Recorded data:
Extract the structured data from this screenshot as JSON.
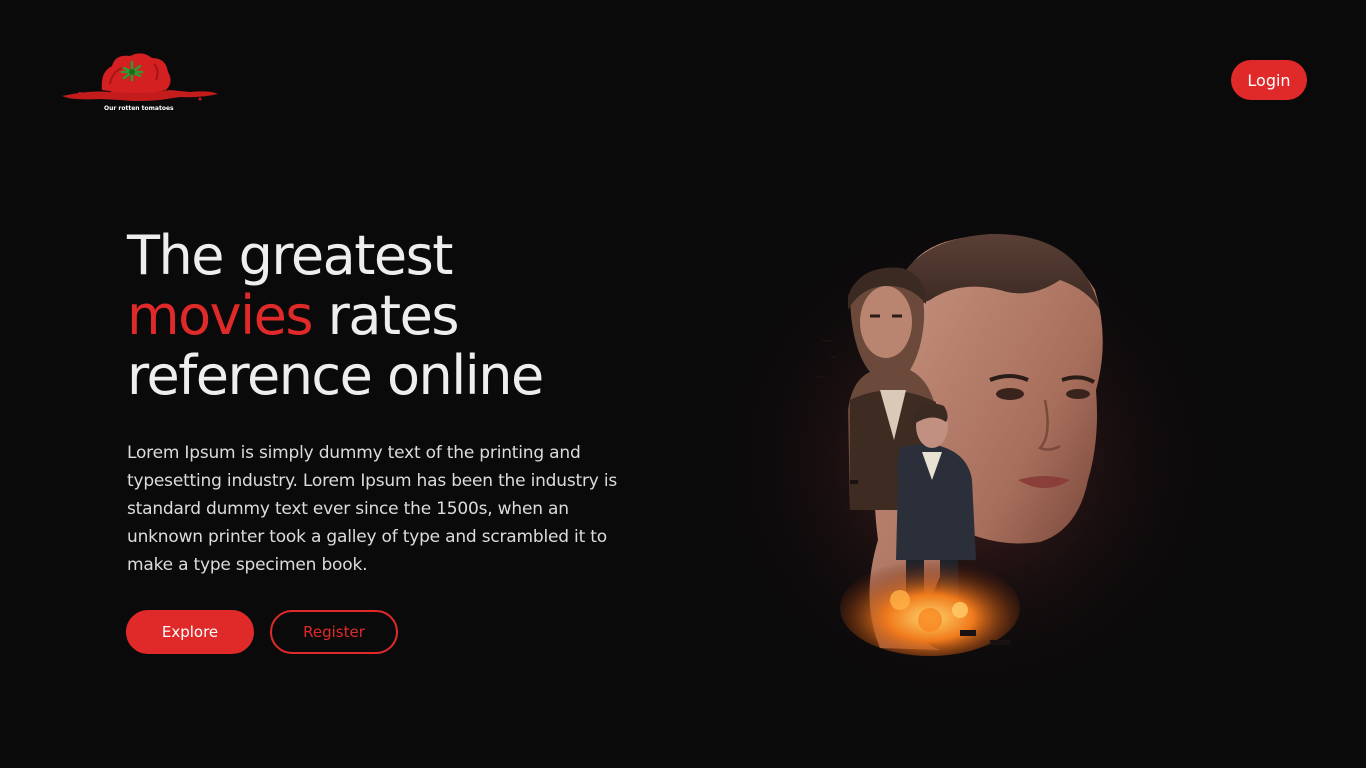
{
  "header": {
    "logo_text": "Our rotten tomatoes",
    "login_label": "Login"
  },
  "hero": {
    "title_line1": "The greatest",
    "title_accent": "movies",
    "title_line2_rest": " rates",
    "title_line3": "reference online",
    "description": "Lorem Ipsum is simply dummy text of the printing and typesetting industry. Lorem Ipsum has been the industry is standard dummy text ever since the 1500s, when an unknown printer took a galley of type and scrambled it to make a type specimen book.",
    "explore_label": "Explore",
    "register_label": "Register"
  },
  "colors": {
    "background": "#0b0a0b",
    "accent": "#e02a2a",
    "text": "#eeeeee"
  },
  "icons": {
    "logo": "tomato-splat-icon"
  }
}
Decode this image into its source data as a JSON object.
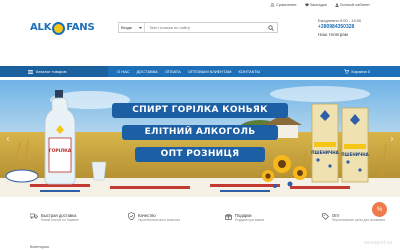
{
  "topbar": {
    "compare": "Сравнение",
    "wishlist": "Закладки",
    "account": "Личный кабинет"
  },
  "logo": {
    "left": "ALK",
    "right": "FANS"
  },
  "search": {
    "category": "Везде",
    "placeholder": "Текст поиска по сайту"
  },
  "contacts": {
    "hours": "Ежедневно 9:00 - 19:00",
    "phone": "+380984350328",
    "hint": "Наш телеграм"
  },
  "nav": {
    "catalog": "Каталог товаров",
    "items": [
      "О нас",
      "Доставка",
      "Оплата",
      "Оптовым клиентам",
      "Контакты"
    ],
    "cart": "Корзина 0"
  },
  "banner": {
    "line1": "СПИРТ ГОРІЛКА КОНЬЯК",
    "line2": "ЕЛІТНИЙ АЛКОГОЛЬ",
    "line3": "ОПТ РОЗНИЦЯ",
    "bottle_label": "ГОРІЛКА",
    "box_label": "ПШЕНИЧНА"
  },
  "features": [
    {
      "title": "Быстрая доставка",
      "subtitle": "Новой почтой по Украине",
      "icon": "truck-icon"
    },
    {
      "title": "Качество",
      "subtitle": "Гарантия высокого качества",
      "icon": "shield-icon"
    },
    {
      "title": "Подарки",
      "subtitle": "Подарки при заказе",
      "icon": "gift-icon"
    },
    {
      "title": "Опт",
      "subtitle": "Персональные цены для оптовиков",
      "icon": "tag-icon"
    }
  ],
  "section_title": "Категории",
  "watermark": "seoraport.ua",
  "colors": {
    "brand_blue": "#1d6fb8",
    "accent_yellow": "#f5c518",
    "fab_orange": "#f07a4a"
  }
}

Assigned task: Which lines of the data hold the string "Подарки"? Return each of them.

Answer:
      "title": "Подарки",
      "subtitle": "Подарки при заказе",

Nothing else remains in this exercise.